Sudanese Prime Minister Abdalla Hamdok resigned Sunday, as widespread pro-democracy protests rocked the country. Protesters condemned the October coup that initially ousted Hamdok from the post of prime minister, as well as the deal that brought him back to power some four weeks later, calling it an unacceptable concession to the military regime. He resigned Sunday evening in a televised address, citing the failure of repeated attempts at mediation in recent days, and stressed the need to initiate a “new dialogue” to “chart a path” towards a civil and democratic state.
According to Sudanese Central Committee of Physicians, two protesters were killed just hours before Hamdok addressed the nation, bringing the number killed in pro-democracy protests to 56. In a televised address, Hamdok said:
I tried as much as I could [prevent] our country from sinking into disaster … But despite my efforts to achieve the desired and necessary consensus to give citizens security, peace, justice and stop the bloodshed, this did not happen .. Our country is going through a dangerous turning point which could threaten its entire survival if it is not corrected quickly.
During the televised address, Hamdok appeared alongside Lieutenant General Abdel Fattah al-Burhan, the army chief who ousted him from power and held him in his own home.
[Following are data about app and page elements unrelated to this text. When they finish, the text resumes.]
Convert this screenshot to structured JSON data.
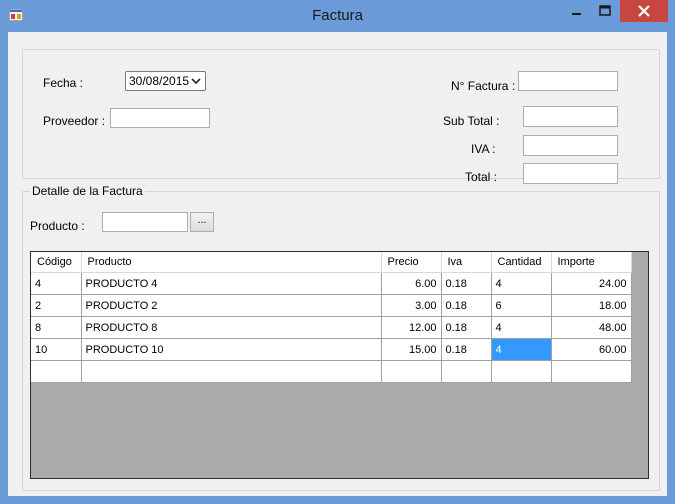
{
  "window": {
    "title": "Factura"
  },
  "header": {
    "fecha_label": "Fecha :",
    "fecha_value": "30/08/2015",
    "proveedor_label": "Proveedor :",
    "proveedor_value": "",
    "nro_factura_label": "N° Factura :",
    "nro_factura_value": "",
    "subtotal_label": "Sub Total :",
    "subtotal_value": "",
    "iva_label": "IVA :",
    "iva_value": "",
    "total_label": "Total :",
    "total_value": ""
  },
  "detail": {
    "legend": "Detalle de la Factura",
    "producto_label": "Producto :",
    "producto_value": "",
    "browse_label": "...",
    "columns": [
      "Código",
      "Producto",
      "Precio",
      "Iva",
      "Cantidad",
      "Importe"
    ],
    "rows": [
      [
        "4",
        "PRODUCTO 4",
        "6.00",
        "0.18",
        "4",
        "24.00"
      ],
      [
        "2",
        "PRODUCTO 2",
        "3.00",
        "0.18",
        "6",
        "18.00"
      ],
      [
        "8",
        "PRODUCTO 8",
        "12.00",
        "0.18",
        "4",
        "48.00"
      ],
      [
        "10",
        "PRODUCTO 10",
        "15.00",
        "0.18",
        "4",
        "60.00"
      ]
    ]
  },
  "colors": {
    "titlebar": "#6b9bd8",
    "close_button": "#c7463f",
    "selected_cell": "#3399ff",
    "grid_background": "#ababab"
  }
}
The two leaders signed a 14-point agreement that included the military’s commitment to release all political prisoners and ensure democratic consolidation in the country.
As a result of this development, the Office of African Affairs at the US State Department said via Twitter that it hoped the country would ensure the maintenance of civilian rule. “The next Prime Minister and the next cabinet of Sudan should be appointed in accordance with the constitutional declaration to achieve the goals of freedom, peace and justice of the people … The United States continues to stand by the Sudanese people as they pushes for democracy. Violence against demonstrators must end ”, the Bureau tweeted.